▽

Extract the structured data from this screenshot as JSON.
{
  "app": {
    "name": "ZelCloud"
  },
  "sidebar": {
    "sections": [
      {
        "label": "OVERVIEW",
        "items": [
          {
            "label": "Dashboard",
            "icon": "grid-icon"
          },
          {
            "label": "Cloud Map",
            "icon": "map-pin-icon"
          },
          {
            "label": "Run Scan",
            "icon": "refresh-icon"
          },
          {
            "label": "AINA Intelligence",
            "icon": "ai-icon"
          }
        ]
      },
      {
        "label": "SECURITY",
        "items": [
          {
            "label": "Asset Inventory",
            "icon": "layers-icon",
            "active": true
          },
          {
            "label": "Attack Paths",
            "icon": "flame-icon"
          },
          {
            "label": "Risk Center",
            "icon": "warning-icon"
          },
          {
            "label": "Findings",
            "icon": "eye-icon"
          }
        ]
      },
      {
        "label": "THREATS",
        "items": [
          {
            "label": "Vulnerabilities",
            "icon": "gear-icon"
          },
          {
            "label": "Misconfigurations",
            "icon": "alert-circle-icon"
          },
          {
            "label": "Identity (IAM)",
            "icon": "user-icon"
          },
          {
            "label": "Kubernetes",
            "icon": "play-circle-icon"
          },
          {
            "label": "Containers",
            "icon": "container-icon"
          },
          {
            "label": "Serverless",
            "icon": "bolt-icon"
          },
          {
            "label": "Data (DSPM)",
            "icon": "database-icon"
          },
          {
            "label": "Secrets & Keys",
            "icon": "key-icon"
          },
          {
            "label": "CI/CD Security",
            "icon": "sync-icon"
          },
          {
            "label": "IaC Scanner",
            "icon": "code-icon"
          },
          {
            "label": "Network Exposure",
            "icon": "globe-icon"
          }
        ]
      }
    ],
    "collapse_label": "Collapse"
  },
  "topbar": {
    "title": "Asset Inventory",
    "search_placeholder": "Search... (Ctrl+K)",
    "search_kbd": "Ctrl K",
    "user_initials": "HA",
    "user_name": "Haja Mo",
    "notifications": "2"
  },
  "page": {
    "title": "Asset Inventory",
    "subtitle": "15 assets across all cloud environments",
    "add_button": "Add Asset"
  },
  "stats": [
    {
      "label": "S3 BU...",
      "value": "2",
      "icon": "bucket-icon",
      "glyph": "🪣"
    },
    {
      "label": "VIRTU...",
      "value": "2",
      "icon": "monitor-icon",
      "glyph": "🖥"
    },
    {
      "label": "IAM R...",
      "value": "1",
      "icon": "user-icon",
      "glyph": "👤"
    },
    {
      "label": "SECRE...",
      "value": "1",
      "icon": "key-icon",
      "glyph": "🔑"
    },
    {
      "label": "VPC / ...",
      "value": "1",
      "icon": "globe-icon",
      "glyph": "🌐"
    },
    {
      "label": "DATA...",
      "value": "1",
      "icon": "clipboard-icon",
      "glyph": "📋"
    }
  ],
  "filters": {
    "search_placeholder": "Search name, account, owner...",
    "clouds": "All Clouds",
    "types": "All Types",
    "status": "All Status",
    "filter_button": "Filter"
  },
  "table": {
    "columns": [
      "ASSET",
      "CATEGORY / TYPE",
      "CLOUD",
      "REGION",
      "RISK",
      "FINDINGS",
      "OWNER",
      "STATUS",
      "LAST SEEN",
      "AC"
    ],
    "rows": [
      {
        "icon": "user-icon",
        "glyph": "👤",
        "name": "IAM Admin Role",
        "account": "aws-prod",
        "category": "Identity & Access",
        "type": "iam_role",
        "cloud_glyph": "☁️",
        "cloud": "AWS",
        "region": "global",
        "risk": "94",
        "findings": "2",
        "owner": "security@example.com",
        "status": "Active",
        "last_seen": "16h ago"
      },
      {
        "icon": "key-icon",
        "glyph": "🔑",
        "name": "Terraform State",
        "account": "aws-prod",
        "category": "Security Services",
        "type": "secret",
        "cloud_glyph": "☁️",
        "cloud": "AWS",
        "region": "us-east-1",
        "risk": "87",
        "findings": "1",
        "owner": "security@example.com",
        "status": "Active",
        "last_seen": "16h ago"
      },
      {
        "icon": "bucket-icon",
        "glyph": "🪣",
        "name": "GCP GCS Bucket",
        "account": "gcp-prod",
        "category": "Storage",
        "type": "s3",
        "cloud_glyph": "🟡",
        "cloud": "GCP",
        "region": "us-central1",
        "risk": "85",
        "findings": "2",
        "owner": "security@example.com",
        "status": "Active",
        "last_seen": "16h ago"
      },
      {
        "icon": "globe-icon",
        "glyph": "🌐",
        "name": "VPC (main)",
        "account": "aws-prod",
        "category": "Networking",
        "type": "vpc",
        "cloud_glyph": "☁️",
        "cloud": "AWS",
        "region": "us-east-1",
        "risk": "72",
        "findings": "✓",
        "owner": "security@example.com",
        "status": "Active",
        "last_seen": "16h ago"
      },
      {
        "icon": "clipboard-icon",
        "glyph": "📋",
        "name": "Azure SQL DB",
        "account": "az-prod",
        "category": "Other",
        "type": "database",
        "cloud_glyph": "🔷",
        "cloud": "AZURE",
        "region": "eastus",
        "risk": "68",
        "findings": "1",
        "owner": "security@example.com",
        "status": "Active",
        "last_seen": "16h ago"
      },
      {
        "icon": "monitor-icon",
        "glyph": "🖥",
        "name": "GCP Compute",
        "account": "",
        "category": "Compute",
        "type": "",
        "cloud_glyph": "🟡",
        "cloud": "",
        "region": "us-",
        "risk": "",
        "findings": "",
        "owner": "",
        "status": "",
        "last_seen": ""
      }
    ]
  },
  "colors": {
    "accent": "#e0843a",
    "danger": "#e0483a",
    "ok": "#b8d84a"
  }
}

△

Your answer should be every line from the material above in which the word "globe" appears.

            "icon": "globe-icon"
      "icon": "globe-icon",
        "icon": "globe-icon",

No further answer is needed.